To do: Write out all of the data again, exactly as it reads.

Data extract:

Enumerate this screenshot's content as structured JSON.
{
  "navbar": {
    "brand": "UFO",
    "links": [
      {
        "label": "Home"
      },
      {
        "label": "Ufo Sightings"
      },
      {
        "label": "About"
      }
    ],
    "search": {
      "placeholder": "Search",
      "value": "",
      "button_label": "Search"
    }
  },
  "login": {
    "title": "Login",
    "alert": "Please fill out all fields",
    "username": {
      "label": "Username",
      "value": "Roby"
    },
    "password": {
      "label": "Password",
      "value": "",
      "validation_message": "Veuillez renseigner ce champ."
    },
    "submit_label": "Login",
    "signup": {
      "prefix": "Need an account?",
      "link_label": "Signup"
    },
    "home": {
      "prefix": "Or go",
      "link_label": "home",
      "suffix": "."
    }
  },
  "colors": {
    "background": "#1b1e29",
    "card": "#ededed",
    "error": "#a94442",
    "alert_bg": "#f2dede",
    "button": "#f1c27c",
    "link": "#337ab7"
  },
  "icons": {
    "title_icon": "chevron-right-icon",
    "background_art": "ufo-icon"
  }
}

Answer section:
Enumerate this screenshot's content as structured JSON.
{
  "navbar": {
    "brand": "UFO",
    "links": [
      {
        "label": "Home"
      },
      {
        "label": "Ufo Sightings"
      },
      {
        "label": "About"
      }
    ],
    "search": {
      "placeholder": "Search",
      "value": "",
      "button_label": "Search"
    }
  },
  "login": {
    "title": "Login",
    "alert": "Please fill out all fields",
    "username": {
      "label": "Username",
      "value": "Roby"
    },
    "password": {
      "label": "Password",
      "value": "",
      "validation_message": "Veuillez renseigner ce champ."
    },
    "submit_label": "Login",
    "signup": {
      "prefix": "Need an account?",
      "link_label": "Signup"
    },
    "home": {
      "prefix": "Or go",
      "link_label": "home",
      "suffix": "."
    }
  },
  "colors": {
    "background": "#1b1e29",
    "card": "#ededed",
    "error": "#a94442",
    "alert_bg": "#f2dede",
    "button": "#f1c27c",
    "link": "#337ab7"
  },
  "icons": {
    "title_icon": "chevron-right-icon",
    "background_art": "ufo-icon"
  }
}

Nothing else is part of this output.